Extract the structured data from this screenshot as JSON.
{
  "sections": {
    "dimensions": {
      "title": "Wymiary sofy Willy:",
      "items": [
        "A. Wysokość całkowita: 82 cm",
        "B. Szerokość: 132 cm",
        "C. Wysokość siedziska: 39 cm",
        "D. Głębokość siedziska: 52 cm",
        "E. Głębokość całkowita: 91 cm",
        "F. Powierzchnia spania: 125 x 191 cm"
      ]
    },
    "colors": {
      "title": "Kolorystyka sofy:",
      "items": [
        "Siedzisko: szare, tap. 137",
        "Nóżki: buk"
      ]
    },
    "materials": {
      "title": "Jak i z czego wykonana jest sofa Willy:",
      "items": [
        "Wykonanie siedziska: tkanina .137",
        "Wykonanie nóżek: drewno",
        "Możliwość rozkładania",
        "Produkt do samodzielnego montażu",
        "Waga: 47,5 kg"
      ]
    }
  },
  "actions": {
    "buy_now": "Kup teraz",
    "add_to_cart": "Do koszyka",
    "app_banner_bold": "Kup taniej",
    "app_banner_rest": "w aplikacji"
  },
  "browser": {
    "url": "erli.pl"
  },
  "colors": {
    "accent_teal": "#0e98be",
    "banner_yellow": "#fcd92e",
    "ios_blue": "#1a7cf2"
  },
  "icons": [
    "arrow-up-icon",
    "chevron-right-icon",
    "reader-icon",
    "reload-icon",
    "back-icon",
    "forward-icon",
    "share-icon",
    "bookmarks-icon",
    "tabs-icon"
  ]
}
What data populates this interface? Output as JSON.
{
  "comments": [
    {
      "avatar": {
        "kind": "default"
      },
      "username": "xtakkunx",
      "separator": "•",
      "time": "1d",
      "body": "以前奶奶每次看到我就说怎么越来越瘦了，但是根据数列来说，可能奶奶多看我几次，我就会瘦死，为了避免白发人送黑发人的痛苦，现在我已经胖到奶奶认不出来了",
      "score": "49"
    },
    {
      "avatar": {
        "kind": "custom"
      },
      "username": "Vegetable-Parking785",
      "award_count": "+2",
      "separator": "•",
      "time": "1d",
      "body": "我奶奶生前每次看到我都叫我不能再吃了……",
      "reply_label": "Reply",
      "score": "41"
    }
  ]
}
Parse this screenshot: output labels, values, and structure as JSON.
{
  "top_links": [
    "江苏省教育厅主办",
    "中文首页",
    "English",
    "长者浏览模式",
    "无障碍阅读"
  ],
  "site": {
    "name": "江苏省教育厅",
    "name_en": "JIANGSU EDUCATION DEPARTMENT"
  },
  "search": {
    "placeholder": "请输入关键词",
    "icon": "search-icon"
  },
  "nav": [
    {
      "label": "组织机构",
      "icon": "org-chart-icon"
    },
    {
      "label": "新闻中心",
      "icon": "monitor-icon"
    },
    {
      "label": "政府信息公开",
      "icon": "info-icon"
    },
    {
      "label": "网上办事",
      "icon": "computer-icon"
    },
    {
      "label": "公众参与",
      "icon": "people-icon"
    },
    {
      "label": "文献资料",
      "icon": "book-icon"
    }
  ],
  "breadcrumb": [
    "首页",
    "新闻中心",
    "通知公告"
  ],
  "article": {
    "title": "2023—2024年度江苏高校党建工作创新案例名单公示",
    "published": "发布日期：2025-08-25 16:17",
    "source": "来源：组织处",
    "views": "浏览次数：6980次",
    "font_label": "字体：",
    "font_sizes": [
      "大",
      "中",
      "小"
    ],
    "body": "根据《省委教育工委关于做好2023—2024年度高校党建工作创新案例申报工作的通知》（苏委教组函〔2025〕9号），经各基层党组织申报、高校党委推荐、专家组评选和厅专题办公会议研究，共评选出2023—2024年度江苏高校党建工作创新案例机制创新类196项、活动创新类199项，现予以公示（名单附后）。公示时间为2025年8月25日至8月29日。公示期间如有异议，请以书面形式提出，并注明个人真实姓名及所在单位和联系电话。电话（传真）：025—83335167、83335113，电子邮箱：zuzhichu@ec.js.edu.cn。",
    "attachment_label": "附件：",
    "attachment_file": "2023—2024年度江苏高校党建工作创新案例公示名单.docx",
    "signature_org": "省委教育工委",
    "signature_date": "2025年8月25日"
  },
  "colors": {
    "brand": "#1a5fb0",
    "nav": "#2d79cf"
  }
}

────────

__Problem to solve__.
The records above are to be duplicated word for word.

__Result__.
Extract the structured data from this screenshot as JSON.
{
  "sections": {
    "dimensions": {
      "title": "Wymiary sofy Willy:",
      "items": [
        "A. Wysokość całkowita: 82 cm",
        "B. Szerokość: 132 cm",
        "C. Wysokość siedziska: 39 cm",
        "D. Głębokość siedziska: 52 cm",
        "E. Głębokość całkowita: 91 cm",
        "F. Powierzchnia spania: 125 x 191 cm"
      ]
    },
    "colors": {
      "title": "Kolorystyka sofy:",
      "items": [
        "Siedzisko: szare, tap. 137",
        "Nóżki: buk"
      ]
    },
    "materials": {
      "title": "Jak i z czego wykonana jest sofa Willy:",
      "items": [
        "Wykonanie siedziska: tkanina .137",
        "Wykonanie nóżek: drewno",
        "Możliwość rozkładania",
        "Produkt do samodzielnego montażu",
        "Waga: 47,5 kg"
      ]
    }
  },
  "actions": {
    "buy_now": "Kup teraz",
    "add_to_cart": "Do koszyka",
    "app_banner_bold": "Kup taniej",
    "app_banner_rest": "w aplikacji"
  },
  "browser": {
    "url": "erli.pl"
  },
  "colors": {
    "accent_teal": "#0e98be",
    "banner_yellow": "#fcd92e",
    "ios_blue": "#1a7cf2"
  },
  "icons": [
    "arrow-up-icon",
    "chevron-right-icon",
    "reader-icon",
    "reload-icon",
    "back-icon",
    "forward-icon",
    "share-icon",
    "bookmarks-icon",
    "tabs-icon"
  ]
}
What data populates this interface? Output as JSON.
{
  "comments": [
    {
      "avatar": {
        "kind": "default"
      },
      "username": "xtakkunx",
      "separator": "•",
      "time": "1d",
      "body": "以前奶奶每次看到我就说怎么越来越瘦了，但是根据数列来说，可能奶奶多看我几次，我就会瘦死，为了避免白发人送黑发人的痛苦，现在我已经胖到奶奶认不出来了",
      "score": "49"
    },
    {
      "avatar": {
        "kind": "custom"
      },
      "username": "Vegetable-Parking785",
      "award_count": "+2",
      "separator": "•",
      "time": "1d",
      "body": "我奶奶生前每次看到我都叫我不能再吃了……",
      "reply_label": "Reply",
      "score": "41"
    }
  ]
}
Parse this screenshot: output labels, values, and structure as JSON.
{
  "top_links": [
    "江苏省教育厅主办",
    "中文首页",
    "English",
    "长者浏览模式",
    "无障碍阅读"
  ],
  "site": {
    "name": "江苏省教育厅",
    "name_en": "JIANGSU EDUCATION DEPARTMENT"
  },
  "search": {
    "placeholder": "请输入关键词",
    "icon": "search-icon"
  },
  "nav": [
    {
      "label": "组织机构",
      "icon": "org-chart-icon"
    },
    {
      "label": "新闻中心",
      "icon": "monitor-icon"
    },
    {
      "label": "政府信息公开",
      "icon": "info-icon"
    },
    {
      "label": "网上办事",
      "icon": "computer-icon"
    },
    {
      "label": "公众参与",
      "icon": "people-icon"
    },
    {
      "label": "文献资料",
      "icon": "book-icon"
    }
  ],
  "breadcrumb": [
    "首页",
    "新闻中心",
    "通知公告"
  ],
  "article": {
    "title": "2023—2024年度江苏高校党建工作创新案例名单公示",
    "published": "发布日期：2025-08-25 16:17",
    "source": "来源：组织处",
    "views": "浏览次数：6980次",
    "font_label": "字体：",
    "font_sizes": [
      "大",
      "中",
      "小"
    ],
    "body": "根据《省委教育工委关于做好2023—2024年度高校党建工作创新案例申报工作的通知》（苏委教组函〔2025〕9号），经各基层党组织申报、高校党委推荐、专家组评选和厅专题办公会议研究，共评选出2023—2024年度江苏高校党建工作创新案例机制创新类196项、活动创新类199项，现予以公示（名单附后）。公示时间为2025年8月25日至8月29日。公示期间如有异议，请以书面形式提出，并注明个人真实姓名及所在单位和联系电话。电话（传真）：025—83335167、83335113，电子邮箱：zuzhichu@ec.js.edu.cn。",
    "attachment_label": "附件：",
    "attachment_file": "2023—2024年度江苏高校党建工作创新案例公示名单.docx",
    "signature_org": "省委教育工委",
    "signature_date": "2025年8月25日"
  },
  "colors": {
    "brand": "#1a5fb0",
    "nav": "#2d79cf"
  }
}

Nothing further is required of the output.